The Australian War Memorial gave me a research grant which paid for tapes and transcription, and I particularly thank Matthew Higgins and Peter Stanley of the Research and Publications Section for their support. I also thank the Association of Commonwealth Universities for a postgraduate scholarship, and the Northcote Scholarship Scheme for providing me with a return air fare to Australia to complete the research in 1990. The Trustees of the Liddell-Hart Centre for Military Archives granted permission for the use of a number of quotations. My parents, Judy and David Thomson, offered practical assistance in times of need, and I value their support for a project that touched their own histories and was sometimes painful and disconcerting. Thanks also to my colleagues in the Centre for Continuing Education at the University of Sussex, for encouraging and supporting me to finish a project that had few obvious connections with the needs of adult learners in Sussex.

Many people helped me to develop the ideas in this book by offering advice and editorial or typing assistance, and for their support I thank: Fi Black, Joanna Bornat, Ruth Brown, Stephanie Brown, Bob Bushaway, Angus Calder, Jane Carver, Mike Cathcart, Drew Cottle, Martin Evans, Stephanie Gilpin, Mike Hayler, Chris Healy, Mary Hoar, Katie Holmes, Ursula Howard, Alun Howkins, Rod Kedward, Terry King, John Lack, Marilyn Lake, Ross McMullin, Jim Mitchell, John Murphy, Richard Nile, Lucy Noakes, Nick Osmond, Rob Perks, Jeff Popple, Lloyd Robson, Alan Seymour, Glenda Sluga, Cliff Smyth, Chips Sowerwine, Mary Stuart, David Thomson, Judy Thomson, Denis Winter and Stephen Yeo. Campbell Thomson brought old photos back to life, and Peter Rose and Katherine Steward at Oxford University Press were supportive and constructive editors. Above all, the approach of this book was influenced by discussions in my reading group, and I am deeply grateful to Graham Dawson and Dorothy Sheridan for their unstinting intellectual and personal support.

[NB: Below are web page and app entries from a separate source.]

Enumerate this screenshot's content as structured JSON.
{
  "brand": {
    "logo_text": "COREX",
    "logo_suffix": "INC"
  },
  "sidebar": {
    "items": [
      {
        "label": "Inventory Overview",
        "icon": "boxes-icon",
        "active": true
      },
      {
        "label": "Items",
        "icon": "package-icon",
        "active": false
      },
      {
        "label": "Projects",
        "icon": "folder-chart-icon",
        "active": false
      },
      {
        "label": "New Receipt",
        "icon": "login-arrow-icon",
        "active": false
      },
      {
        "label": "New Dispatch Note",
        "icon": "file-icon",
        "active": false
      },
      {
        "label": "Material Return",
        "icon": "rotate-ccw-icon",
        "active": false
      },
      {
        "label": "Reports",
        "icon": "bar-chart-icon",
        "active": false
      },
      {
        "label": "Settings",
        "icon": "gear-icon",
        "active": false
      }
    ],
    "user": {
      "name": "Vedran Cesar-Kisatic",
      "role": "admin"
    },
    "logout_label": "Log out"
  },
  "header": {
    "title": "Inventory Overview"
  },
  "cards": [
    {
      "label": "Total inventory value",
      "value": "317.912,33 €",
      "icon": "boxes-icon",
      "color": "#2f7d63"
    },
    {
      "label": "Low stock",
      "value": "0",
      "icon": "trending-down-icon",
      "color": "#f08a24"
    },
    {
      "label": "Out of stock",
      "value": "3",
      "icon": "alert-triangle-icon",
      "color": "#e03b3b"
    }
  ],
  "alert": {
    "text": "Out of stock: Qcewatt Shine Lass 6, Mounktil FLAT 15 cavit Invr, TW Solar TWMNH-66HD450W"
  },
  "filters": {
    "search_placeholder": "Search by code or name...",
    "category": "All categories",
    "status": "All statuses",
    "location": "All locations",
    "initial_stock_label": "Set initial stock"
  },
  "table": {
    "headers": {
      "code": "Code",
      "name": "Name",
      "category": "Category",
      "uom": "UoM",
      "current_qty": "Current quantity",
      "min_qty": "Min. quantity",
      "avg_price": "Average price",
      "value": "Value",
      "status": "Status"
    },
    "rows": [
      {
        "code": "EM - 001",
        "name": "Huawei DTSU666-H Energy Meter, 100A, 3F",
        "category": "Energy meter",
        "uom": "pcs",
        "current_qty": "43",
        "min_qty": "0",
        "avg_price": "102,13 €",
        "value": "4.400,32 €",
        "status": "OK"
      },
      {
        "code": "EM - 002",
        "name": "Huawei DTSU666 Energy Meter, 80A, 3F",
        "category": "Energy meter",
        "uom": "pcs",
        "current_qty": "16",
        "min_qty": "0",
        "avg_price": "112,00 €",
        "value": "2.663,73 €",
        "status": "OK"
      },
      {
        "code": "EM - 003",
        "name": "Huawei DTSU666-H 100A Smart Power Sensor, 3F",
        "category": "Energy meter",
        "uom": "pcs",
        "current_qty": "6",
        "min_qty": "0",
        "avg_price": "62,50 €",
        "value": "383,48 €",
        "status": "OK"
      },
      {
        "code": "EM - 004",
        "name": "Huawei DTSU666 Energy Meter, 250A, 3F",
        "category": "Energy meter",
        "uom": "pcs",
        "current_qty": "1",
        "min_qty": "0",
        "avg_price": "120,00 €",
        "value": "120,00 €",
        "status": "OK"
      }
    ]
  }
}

Anzac Memories: Living with the Legend [New Edition]

   by Alistair Thomson